◊ The lobbyists, including the Popular Campaign to Drop Egypt’s Debt, see the IMF loan as one of the main causes of Egypt’s economic downfall today. However, history shows that every IMF loan programme is followed by a period of economic liberalisation and boom. But then incessant corruption and bad economic decisions took force. In fact the IMF told Egypt in the 1970s that subsidies should go, now widely considered to be extremely bad for the economy. However the 1977 bread riots in Egypt led leaders to renege on that decision.

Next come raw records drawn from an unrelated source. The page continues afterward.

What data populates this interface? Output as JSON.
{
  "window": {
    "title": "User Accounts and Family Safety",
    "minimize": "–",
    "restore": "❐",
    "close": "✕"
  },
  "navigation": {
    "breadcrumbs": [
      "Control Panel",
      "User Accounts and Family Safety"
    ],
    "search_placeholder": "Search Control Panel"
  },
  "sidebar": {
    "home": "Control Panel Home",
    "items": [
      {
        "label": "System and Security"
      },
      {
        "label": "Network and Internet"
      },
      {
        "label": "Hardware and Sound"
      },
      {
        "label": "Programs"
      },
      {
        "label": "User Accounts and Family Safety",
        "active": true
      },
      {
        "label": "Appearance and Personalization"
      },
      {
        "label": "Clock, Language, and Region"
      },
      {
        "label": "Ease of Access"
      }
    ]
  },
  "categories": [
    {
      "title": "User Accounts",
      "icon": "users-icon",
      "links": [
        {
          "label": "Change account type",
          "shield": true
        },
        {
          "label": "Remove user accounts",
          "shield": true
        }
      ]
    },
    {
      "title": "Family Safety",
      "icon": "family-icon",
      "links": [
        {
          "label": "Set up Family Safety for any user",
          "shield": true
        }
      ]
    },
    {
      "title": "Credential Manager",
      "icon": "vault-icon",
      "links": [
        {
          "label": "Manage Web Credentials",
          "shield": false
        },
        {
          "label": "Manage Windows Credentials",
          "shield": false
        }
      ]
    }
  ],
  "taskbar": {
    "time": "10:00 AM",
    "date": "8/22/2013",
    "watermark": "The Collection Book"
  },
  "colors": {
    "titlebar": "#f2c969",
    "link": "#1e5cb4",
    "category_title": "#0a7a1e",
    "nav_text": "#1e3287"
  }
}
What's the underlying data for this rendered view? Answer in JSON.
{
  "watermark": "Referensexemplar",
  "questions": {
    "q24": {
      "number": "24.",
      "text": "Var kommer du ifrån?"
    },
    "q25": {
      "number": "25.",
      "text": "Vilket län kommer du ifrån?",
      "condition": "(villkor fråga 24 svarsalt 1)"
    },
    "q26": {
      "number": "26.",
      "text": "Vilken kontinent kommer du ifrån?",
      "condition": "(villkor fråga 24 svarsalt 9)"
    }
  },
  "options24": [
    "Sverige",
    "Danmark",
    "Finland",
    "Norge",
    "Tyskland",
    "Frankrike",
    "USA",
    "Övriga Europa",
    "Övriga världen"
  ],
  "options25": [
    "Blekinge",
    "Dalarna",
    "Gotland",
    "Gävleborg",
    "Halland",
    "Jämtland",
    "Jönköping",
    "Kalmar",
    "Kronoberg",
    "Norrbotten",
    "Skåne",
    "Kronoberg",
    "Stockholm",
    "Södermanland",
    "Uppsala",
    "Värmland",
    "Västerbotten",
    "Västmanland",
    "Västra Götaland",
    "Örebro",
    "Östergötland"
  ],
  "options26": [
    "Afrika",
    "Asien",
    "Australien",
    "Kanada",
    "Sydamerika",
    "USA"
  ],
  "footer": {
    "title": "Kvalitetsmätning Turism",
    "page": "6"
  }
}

◊ Those opposing the loan misdirect their suspicion at the problem of rising external debt. That’s not the real elephant in the room here. The real issue is spiralling domestic debt caused by a terribly indebted oil sector and mismanaged budget. External debt stands at about $33 billion. Domestic debt is about $200 billion. That is mostly caused by energy subsidies, which use up to a quarter of the government’s spending (more than health and education combined, and then some). If you want to talk about external debt, how about the billions of dollars not on the government’s balance sheet owed to oil companies for energy exploration?
◊ The alternatives offered by lobbyists include solutions inherently linked to the IMF. The most popular option is debt relief. That solution has been popular with the IMF and Egypt in the past and probably will be in the future. For example in the late 90s, the IMF facilitated a framework for obtaining the cancellation of 50% of Egypt’s official debt from countries that are members of the Paris Club.
◊ Finally, as Nadine Marroushi, the reporter behind the story above points out:
The problem is lobbyists don’t seem to have a unified and articulated front on what economic policies need to be implemented. The fact that energy subsidies need to be reformed hasn’t taken root on a grassroots level. People are so focused on being against the loan for all sorts of reasons, many very justified (such as inflation), some just plain ignorant (such as chants that go: “we’re against the IMF’s conditions, we’re against the CIA), but there isn’t enough public discussion and pressure about what the economic problems are and how they need to be tackled.
If these groups want any chance in delaying a loan, there must of course be some kind of unity in why the loan is opposed. The reactionary approach to anything linked with the IMF must stop if a coherent conversation can begin.
But of course the government are mostly at fault. They have failed to open up a transparent dialogue on this negotiation process, leading to further suspicion and fury. And, attempting to pass off the loan as Sharia-compliant is really not helping.
We know that fuel prices need to rise, and we know that Egypt needs international help (the US has in the past offered debt relief that has saved Egypt from bankruptcy). The government needs to address the nation clearly and firmly describing what needs to happen and why. We know big changes are going to happen because they must.
But the government’s weakness breeds suspicion and until Mohammed Morsi and his government can be strong, lobby groups and other political parties will hold them to account making the economic transition difficult.